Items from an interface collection
....

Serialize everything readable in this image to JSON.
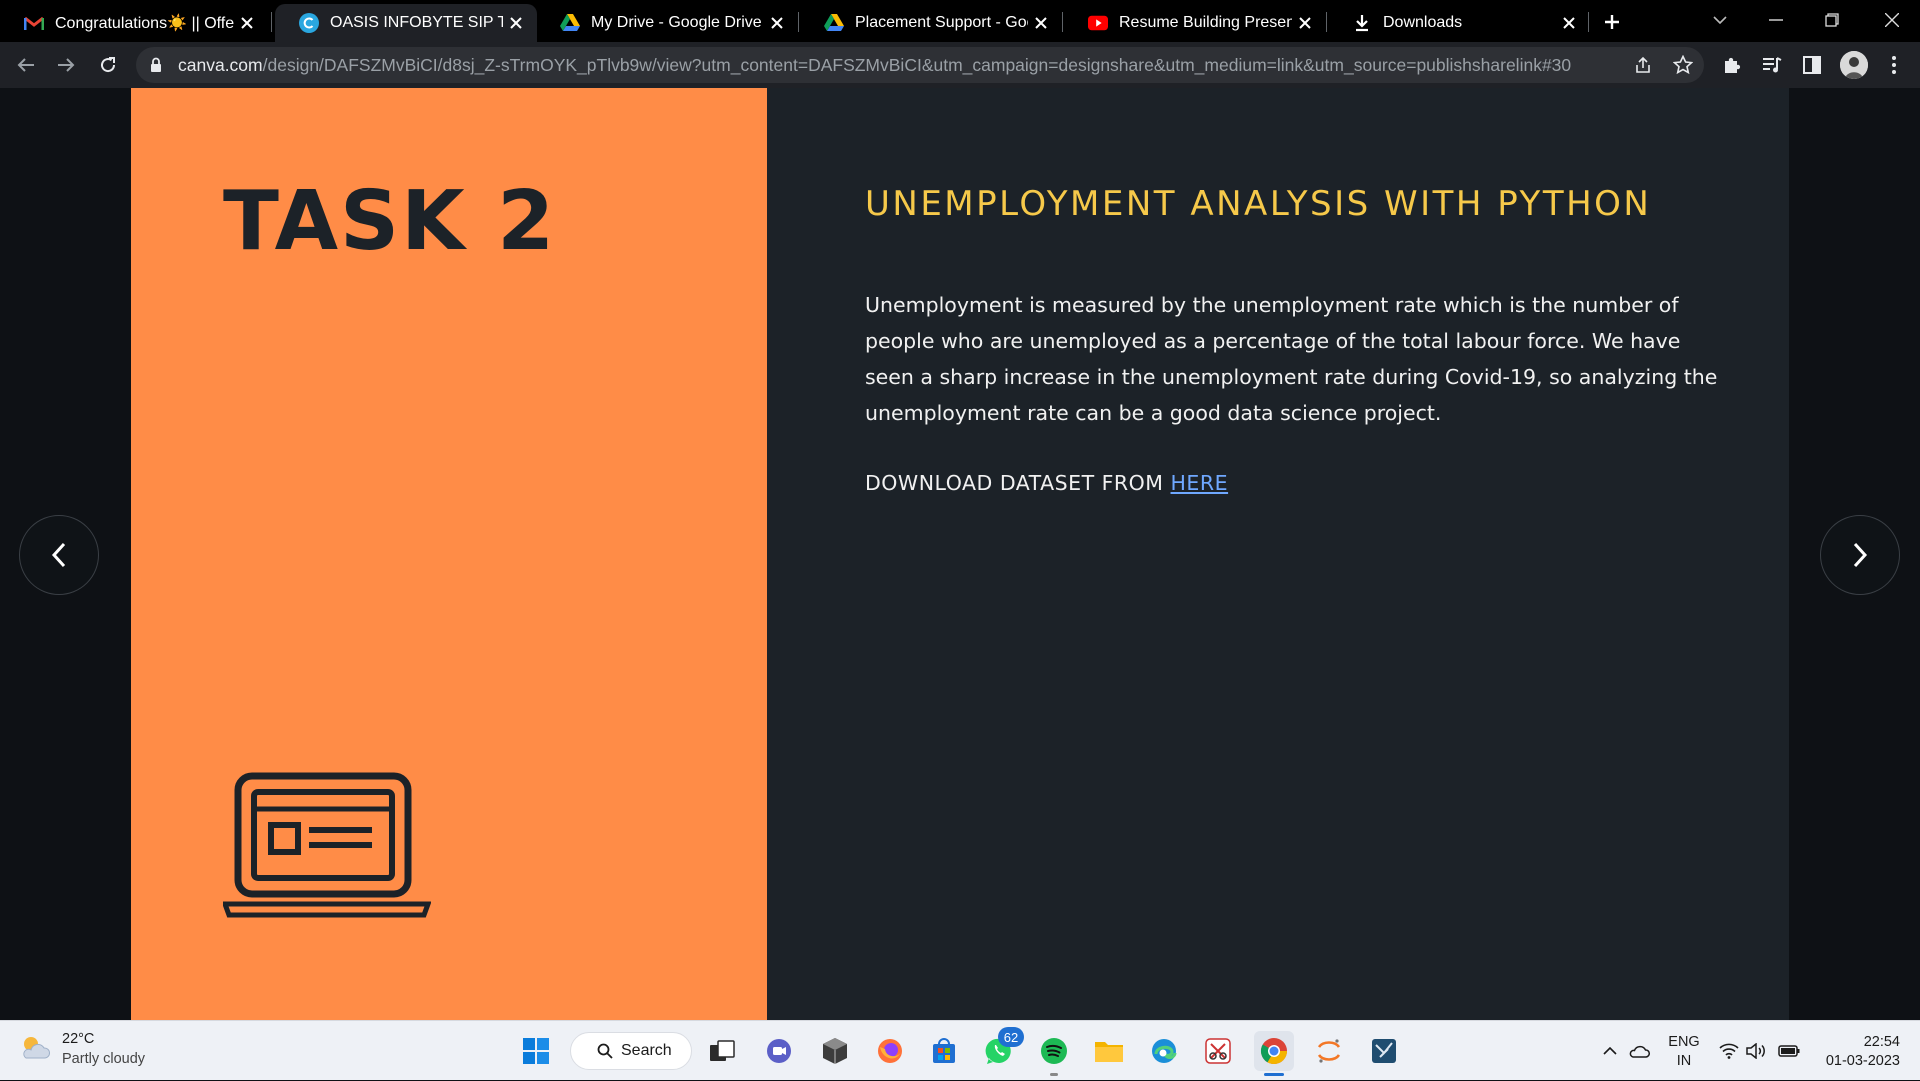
{
  "browser": {
    "tabs": [
      {
        "title": "Congratulations☀️ || Offer L",
        "favicon": "gmail-icon",
        "active": false
      },
      {
        "title": "OASIS INFOBYTE SIP TASK LI",
        "favicon": "canva-icon",
        "active": true
      },
      {
        "title": "My Drive - Google Drive",
        "favicon": "google-drive-icon",
        "active": false
      },
      {
        "title": "Placement Support - Googl",
        "favicon": "google-drive-icon",
        "active": false
      },
      {
        "title": "Resume Building Presentati",
        "favicon": "youtube-icon",
        "active": false
      },
      {
        "title": "Downloads",
        "favicon": "download-icon",
        "active": false
      }
    ],
    "address": {
      "host": "canva.com",
      "path": "/design/DAFSZMvBiCI/d8sj_Z-sTrmOYK_pTlvb9w/view?utm_content=DAFSZMvBiCI&utm_campaign=designshare&utm_medium=link&utm_source=publishsharelink#30"
    }
  },
  "slide": {
    "task_title": "TASK 2",
    "heading": "UNEMPLOYMENT ANALYSIS WITH PYTHON",
    "body": "Unemployment is measured by the unemployment rate which is the number of people who are unemployed as a percentage of the total labour force. We have seen a sharp increase in the unemployment rate during Covid-19, so analyzing the unemployment rate can be a good data science project.",
    "download_prefix": "DOWNLOAD DATASET FROM ",
    "download_link": "HERE",
    "colors": {
      "left_panel": "#ff8c47",
      "right_panel": "#1c2228",
      "heading": "#f6c94a",
      "link": "#6fa8ff"
    }
  },
  "taskbar": {
    "weather": {
      "temp": "22°C",
      "condition": "Partly cloudy"
    },
    "search_label": "Search",
    "whatsapp_badge": "62",
    "language": {
      "line1": "ENG",
      "line2": "IN"
    },
    "clock": {
      "time": "22:54",
      "date": "01-03-2023"
    }
  }
}
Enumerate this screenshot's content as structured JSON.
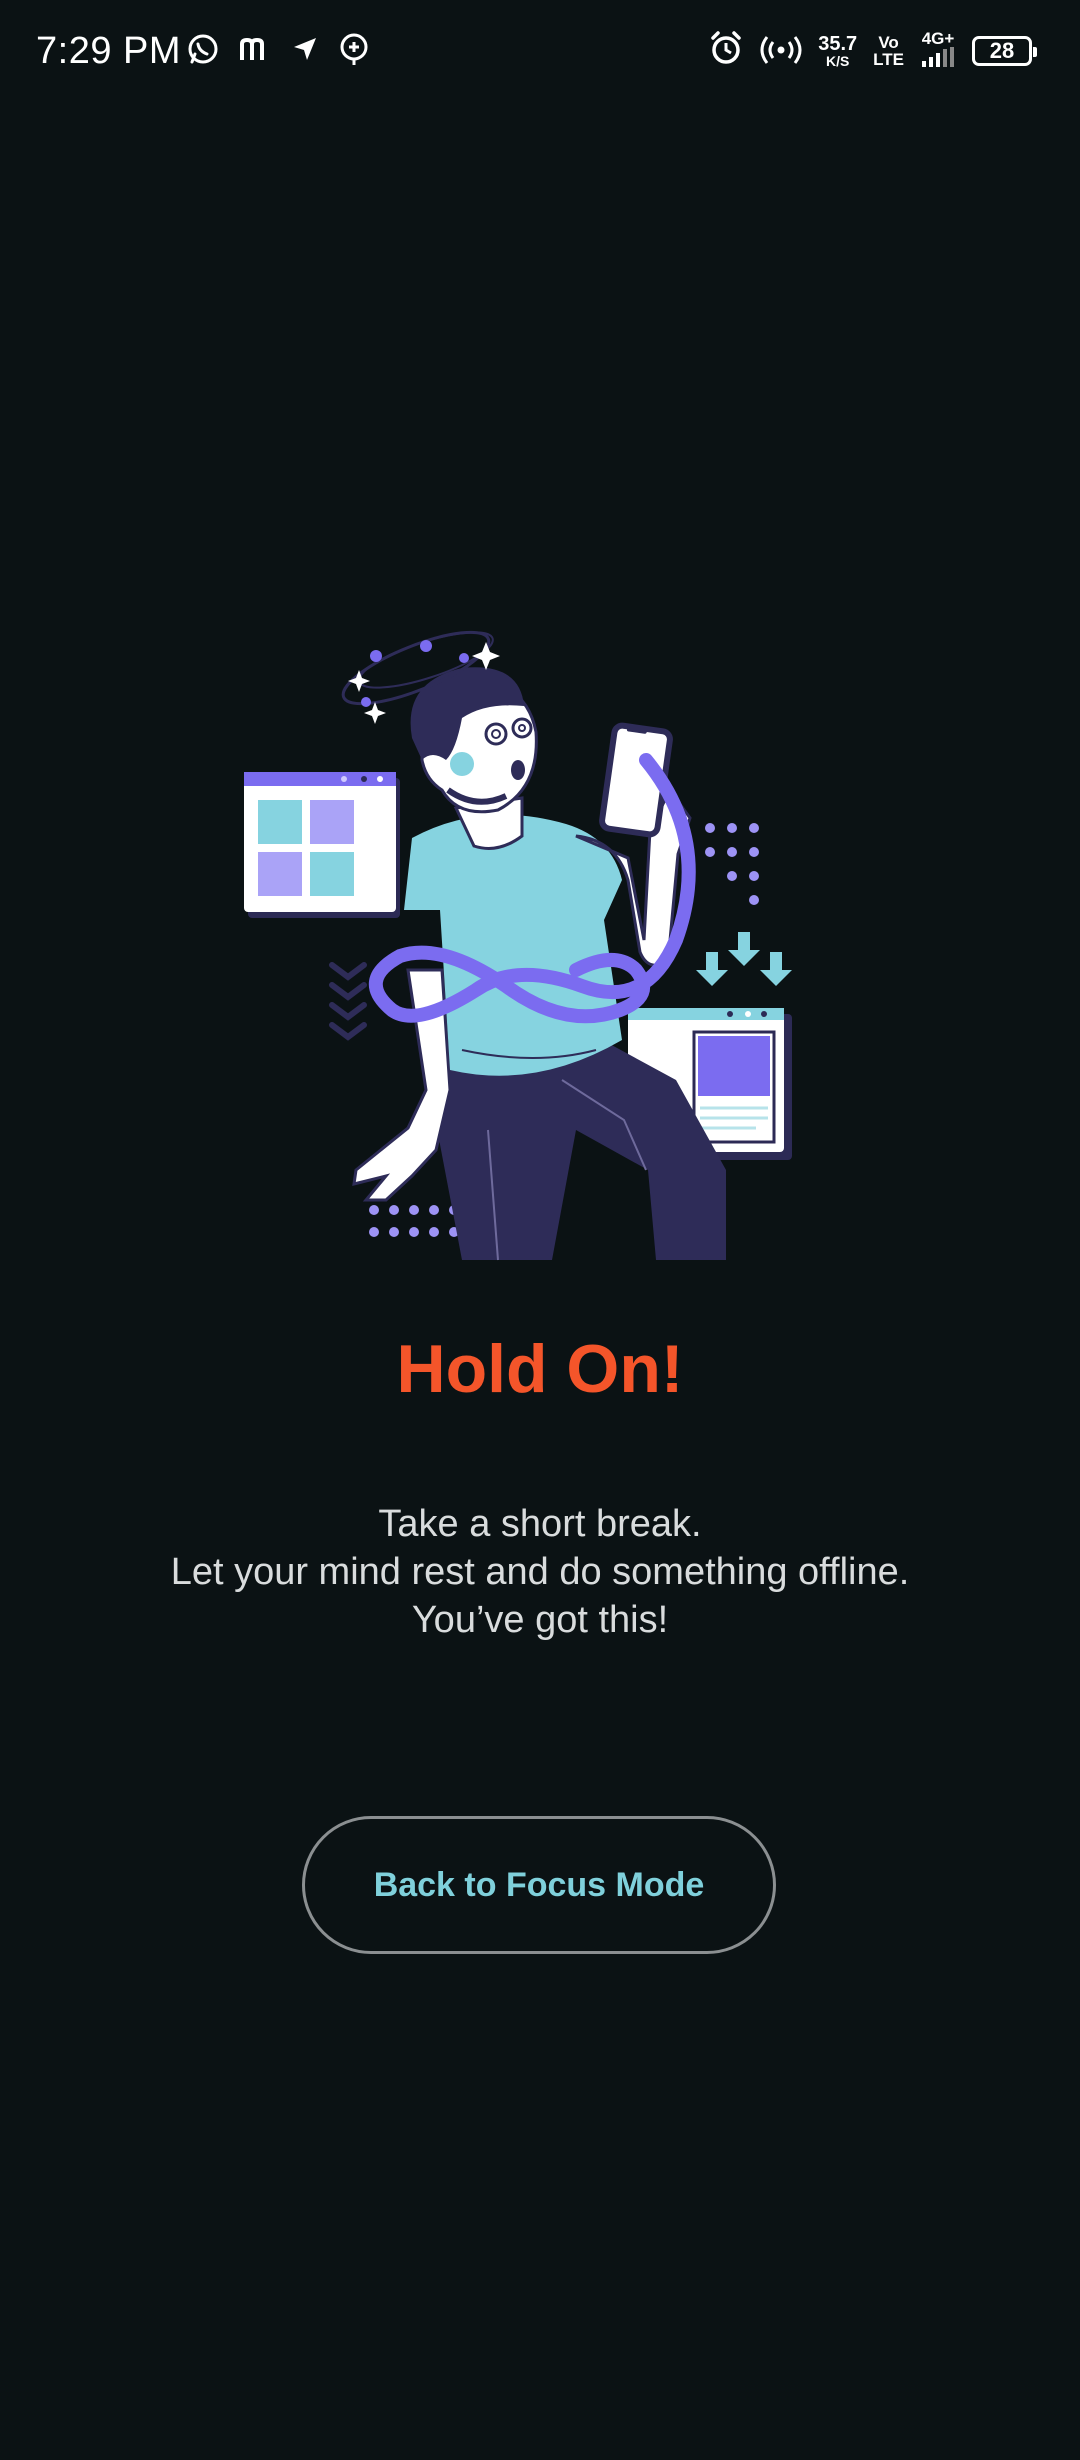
{
  "status_bar": {
    "time": "7:29 PM",
    "net_speed_value": "35.7",
    "net_speed_unit": "K/S",
    "volte_top": "Vo",
    "volte_bottom": "LTE",
    "network_type": "4G+",
    "battery_level": "28",
    "left_icons": [
      "whatsapp-icon",
      "m-app-icon",
      "navigation-icon",
      "chat-add-icon"
    ],
    "right_icons": [
      "alarm-icon",
      "hotspot-icon",
      "signal-icon",
      "battery-icon"
    ]
  },
  "illustration": {
    "description_icon": "distracted-person-with-phone-illustration"
  },
  "screen": {
    "title": "Hold On!",
    "message_lines": [
      "Take a short break.",
      "Let your mind rest and do something offline.",
      "You’ve got this!"
    ],
    "button_label": "Back to Focus Mode"
  },
  "colors": {
    "background": "#0b1214",
    "title": "#f4552a",
    "button_text": "#7fd0db",
    "button_border": "#8b8f91",
    "accent_purple": "#7b6cf0",
    "accent_teal": "#86d3e0"
  }
}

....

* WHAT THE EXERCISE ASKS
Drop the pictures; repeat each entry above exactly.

* REPLY
Serialize everything readable in this image to JSON.
{
  "browser": {
    "tabs": [
      {
        "title": "Congratulations☀️ || Offer L",
        "favicon": "gmail-icon",
        "active": false
      },
      {
        "title": "OASIS INFOBYTE SIP TASK LI",
        "favicon": "canva-icon",
        "active": true
      },
      {
        "title": "My Drive - Google Drive",
        "favicon": "google-drive-icon",
        "active": false
      },
      {
        "title": "Placement Support - Googl",
        "favicon": "google-drive-icon",
        "active": false
      },
      {
        "title": "Resume Building Presentati",
        "favicon": "youtube-icon",
        "active": false
      },
      {
        "title": "Downloads",
        "favicon": "download-icon",
        "active": false
      }
    ],
    "address": {
      "host": "canva.com",
      "path": "/design/DAFSZMvBiCI/d8sj_Z-sTrmOYK_pTlvb9w/view?utm_content=DAFSZMvBiCI&utm_campaign=designshare&utm_medium=link&utm_source=publishsharelink#30"
    }
  },
  "slide": {
    "task_title": "TASK 2",
    "heading": "UNEMPLOYMENT ANALYSIS WITH PYTHON",
    "body": "Unemployment is measured by the unemployment rate which is the number of people who are unemployed as a percentage of the total labour force. We have seen a sharp increase in the unemployment rate during Covid-19, so analyzing the unemployment rate can be a good data science project.",
    "download_prefix": "DOWNLOAD DATASET FROM ",
    "download_link": "HERE",
    "colors": {
      "left_panel": "#ff8c47",
      "right_panel": "#1c2228",
      "heading": "#f6c94a",
      "link": "#6fa8ff"
    }
  },
  "taskbar": {
    "weather": {
      "temp": "22°C",
      "condition": "Partly cloudy"
    },
    "search_label": "Search",
    "whatsapp_badge": "62",
    "language": {
      "line1": "ENG",
      "line2": "IN"
    },
    "clock": {
      "time": "22:54",
      "date": "01-03-2023"
    }
  }
}
Enumerate this screenshot's content as structured JSON.
{
  "status_bar": {
    "time": "7:29 PM",
    "net_speed_value": "35.7",
    "net_speed_unit": "K/S",
    "volte_top": "Vo",
    "volte_bottom": "LTE",
    "network_type": "4G+",
    "battery_level": "28",
    "left_icons": [
      "whatsapp-icon",
      "m-app-icon",
      "navigation-icon",
      "chat-add-icon"
    ],
    "right_icons": [
      "alarm-icon",
      "hotspot-icon",
      "signal-icon",
      "battery-icon"
    ]
  },
  "illustration": {
    "description_icon": "distracted-person-with-phone-illustration"
  },
  "screen": {
    "title": "Hold On!",
    "message_lines": [
      "Take a short break.",
      "Let your mind rest and do something offline.",
      "You’ve got this!"
    ],
    "button_label": "Back to Focus Mode"
  },
  "colors": {
    "background": "#0b1214",
    "title": "#f4552a",
    "button_text": "#7fd0db",
    "button_border": "#8b8f91",
    "accent_purple": "#7b6cf0",
    "accent_teal": "#86d3e0"
  }
}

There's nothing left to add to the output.